• _Task item_: Quote the data below in full, minus the images.

• _Records provided_:
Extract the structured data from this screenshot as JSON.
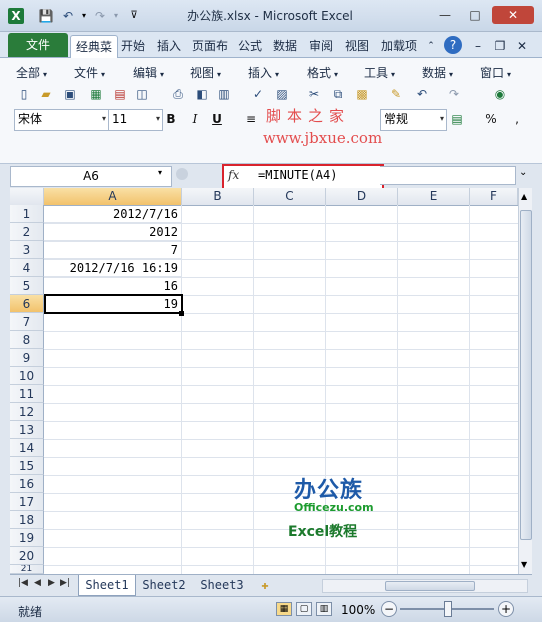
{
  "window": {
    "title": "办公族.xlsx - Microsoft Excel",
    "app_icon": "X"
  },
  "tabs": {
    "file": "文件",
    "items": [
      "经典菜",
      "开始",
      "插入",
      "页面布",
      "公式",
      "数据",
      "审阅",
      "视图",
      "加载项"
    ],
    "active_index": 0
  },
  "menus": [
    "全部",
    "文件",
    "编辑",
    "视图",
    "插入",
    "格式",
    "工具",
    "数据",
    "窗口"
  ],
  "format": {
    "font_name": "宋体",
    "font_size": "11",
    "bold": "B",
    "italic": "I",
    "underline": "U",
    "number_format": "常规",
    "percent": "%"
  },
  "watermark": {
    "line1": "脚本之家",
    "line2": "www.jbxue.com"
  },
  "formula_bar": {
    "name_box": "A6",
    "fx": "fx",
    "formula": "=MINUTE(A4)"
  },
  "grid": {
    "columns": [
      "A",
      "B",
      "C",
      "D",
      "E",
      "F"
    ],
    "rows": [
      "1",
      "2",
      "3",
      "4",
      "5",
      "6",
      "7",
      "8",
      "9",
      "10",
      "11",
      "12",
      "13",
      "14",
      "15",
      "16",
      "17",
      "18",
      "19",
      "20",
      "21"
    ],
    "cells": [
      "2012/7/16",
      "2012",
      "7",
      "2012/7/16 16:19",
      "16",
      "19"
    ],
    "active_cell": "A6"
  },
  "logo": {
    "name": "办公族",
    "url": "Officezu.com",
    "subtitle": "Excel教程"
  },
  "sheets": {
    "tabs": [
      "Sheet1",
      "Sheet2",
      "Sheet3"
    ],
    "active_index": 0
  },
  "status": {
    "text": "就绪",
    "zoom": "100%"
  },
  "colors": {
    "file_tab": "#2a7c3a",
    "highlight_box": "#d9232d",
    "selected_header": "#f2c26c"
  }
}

• _Exercise answer_:
Extract the structured data from this screenshot as JSON.
{
  "window": {
    "title": "办公族.xlsx - Microsoft Excel",
    "app_icon": "X"
  },
  "tabs": {
    "file": "文件",
    "items": [
      "经典菜",
      "开始",
      "插入",
      "页面布",
      "公式",
      "数据",
      "审阅",
      "视图",
      "加载项"
    ],
    "active_index": 0
  },
  "menus": [
    "全部",
    "文件",
    "编辑",
    "视图",
    "插入",
    "格式",
    "工具",
    "数据",
    "窗口"
  ],
  "format": {
    "font_name": "宋体",
    "font_size": "11",
    "bold": "B",
    "italic": "I",
    "underline": "U",
    "number_format": "常规",
    "percent": "%"
  },
  "watermark": {
    "line1": "脚本之家",
    "line2": "www.jbxue.com"
  },
  "formula_bar": {
    "name_box": "A6",
    "fx": "fx",
    "formula": "=MINUTE(A4)"
  },
  "grid": {
    "columns": [
      "A",
      "B",
      "C",
      "D",
      "E",
      "F"
    ],
    "rows": [
      "1",
      "2",
      "3",
      "4",
      "5",
      "6",
      "7",
      "8",
      "9",
      "10",
      "11",
      "12",
      "13",
      "14",
      "15",
      "16",
      "17",
      "18",
      "19",
      "20",
      "21"
    ],
    "cells": [
      "2012/7/16",
      "2012",
      "7",
      "2012/7/16 16:19",
      "16",
      "19"
    ],
    "active_cell": "A6"
  },
  "logo": {
    "name": "办公族",
    "url": "Officezu.com",
    "subtitle": "Excel教程"
  },
  "sheets": {
    "tabs": [
      "Sheet1",
      "Sheet2",
      "Sheet3"
    ],
    "active_index": 0
  },
  "status": {
    "text": "就绪",
    "zoom": "100%"
  },
  "colors": {
    "file_tab": "#2a7c3a",
    "highlight_box": "#d9232d",
    "selected_header": "#f2c26c"
  }
}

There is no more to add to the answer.